- **INSTRUCTIONS TO FOLLOW**: Within the records, determine how many lines contain the word "this". Your reply must consist of that number only.

※

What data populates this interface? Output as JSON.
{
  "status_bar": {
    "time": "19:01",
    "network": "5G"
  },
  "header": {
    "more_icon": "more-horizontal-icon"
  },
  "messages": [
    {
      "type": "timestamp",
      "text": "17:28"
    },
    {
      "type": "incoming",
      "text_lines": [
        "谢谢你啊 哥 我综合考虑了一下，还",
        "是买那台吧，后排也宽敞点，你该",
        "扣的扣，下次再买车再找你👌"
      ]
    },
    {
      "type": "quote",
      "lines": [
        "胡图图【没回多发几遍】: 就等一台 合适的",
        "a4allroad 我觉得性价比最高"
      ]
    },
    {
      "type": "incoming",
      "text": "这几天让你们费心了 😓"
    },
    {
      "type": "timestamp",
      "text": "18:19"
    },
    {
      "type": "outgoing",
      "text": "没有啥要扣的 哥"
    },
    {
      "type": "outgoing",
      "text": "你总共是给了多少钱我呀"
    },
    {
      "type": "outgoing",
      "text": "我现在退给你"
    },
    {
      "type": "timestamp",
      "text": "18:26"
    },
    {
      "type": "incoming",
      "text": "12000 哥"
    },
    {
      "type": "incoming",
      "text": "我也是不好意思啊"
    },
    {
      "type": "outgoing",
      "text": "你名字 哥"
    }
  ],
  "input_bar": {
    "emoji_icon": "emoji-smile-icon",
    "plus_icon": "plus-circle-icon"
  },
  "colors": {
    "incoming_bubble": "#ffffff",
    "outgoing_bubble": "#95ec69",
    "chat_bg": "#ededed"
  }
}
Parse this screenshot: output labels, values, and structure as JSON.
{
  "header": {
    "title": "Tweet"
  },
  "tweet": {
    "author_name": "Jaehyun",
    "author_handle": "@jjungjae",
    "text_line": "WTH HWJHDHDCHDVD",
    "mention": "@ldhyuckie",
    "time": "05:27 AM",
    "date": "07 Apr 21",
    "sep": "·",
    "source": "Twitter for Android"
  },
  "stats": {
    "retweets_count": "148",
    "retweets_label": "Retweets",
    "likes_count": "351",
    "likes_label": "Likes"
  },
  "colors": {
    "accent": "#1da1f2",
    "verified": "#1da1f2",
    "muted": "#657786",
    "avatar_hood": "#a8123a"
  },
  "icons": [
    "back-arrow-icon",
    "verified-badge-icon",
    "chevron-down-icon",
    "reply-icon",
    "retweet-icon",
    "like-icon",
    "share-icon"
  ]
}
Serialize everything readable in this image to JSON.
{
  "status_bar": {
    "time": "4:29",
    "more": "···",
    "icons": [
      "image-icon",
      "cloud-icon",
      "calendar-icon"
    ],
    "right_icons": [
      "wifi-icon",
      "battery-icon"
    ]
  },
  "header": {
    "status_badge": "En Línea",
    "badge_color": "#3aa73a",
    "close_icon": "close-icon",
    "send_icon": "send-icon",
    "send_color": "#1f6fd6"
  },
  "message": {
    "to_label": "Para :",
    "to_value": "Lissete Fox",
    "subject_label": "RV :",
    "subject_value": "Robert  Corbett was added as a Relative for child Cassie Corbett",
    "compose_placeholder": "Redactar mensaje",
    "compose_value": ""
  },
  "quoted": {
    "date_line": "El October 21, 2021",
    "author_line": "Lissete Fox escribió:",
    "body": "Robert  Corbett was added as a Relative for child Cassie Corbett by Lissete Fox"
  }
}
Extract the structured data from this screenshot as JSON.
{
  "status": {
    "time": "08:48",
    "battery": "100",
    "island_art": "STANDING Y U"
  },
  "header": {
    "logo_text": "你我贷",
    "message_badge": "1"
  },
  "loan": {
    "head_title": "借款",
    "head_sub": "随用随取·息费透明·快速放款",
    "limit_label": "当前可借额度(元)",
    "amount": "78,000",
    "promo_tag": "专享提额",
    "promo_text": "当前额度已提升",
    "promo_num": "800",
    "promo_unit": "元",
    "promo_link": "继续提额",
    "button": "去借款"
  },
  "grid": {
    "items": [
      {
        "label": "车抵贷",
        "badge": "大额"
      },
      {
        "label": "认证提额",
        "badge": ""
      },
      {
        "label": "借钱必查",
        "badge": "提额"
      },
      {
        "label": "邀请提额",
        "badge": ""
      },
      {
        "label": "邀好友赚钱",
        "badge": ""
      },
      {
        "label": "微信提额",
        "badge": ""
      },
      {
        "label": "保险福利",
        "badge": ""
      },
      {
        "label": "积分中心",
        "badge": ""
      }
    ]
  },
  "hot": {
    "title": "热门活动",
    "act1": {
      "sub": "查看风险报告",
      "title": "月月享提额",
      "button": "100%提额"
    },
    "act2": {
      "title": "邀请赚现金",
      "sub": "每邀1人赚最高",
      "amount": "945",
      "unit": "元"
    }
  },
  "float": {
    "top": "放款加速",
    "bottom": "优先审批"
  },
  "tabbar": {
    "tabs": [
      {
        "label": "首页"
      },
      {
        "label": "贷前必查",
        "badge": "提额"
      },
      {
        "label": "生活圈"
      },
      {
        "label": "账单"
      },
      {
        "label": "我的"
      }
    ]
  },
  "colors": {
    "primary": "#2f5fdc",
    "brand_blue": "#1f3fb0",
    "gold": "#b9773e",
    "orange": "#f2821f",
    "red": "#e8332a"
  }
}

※

- **FINISHED EXERCISE**: 4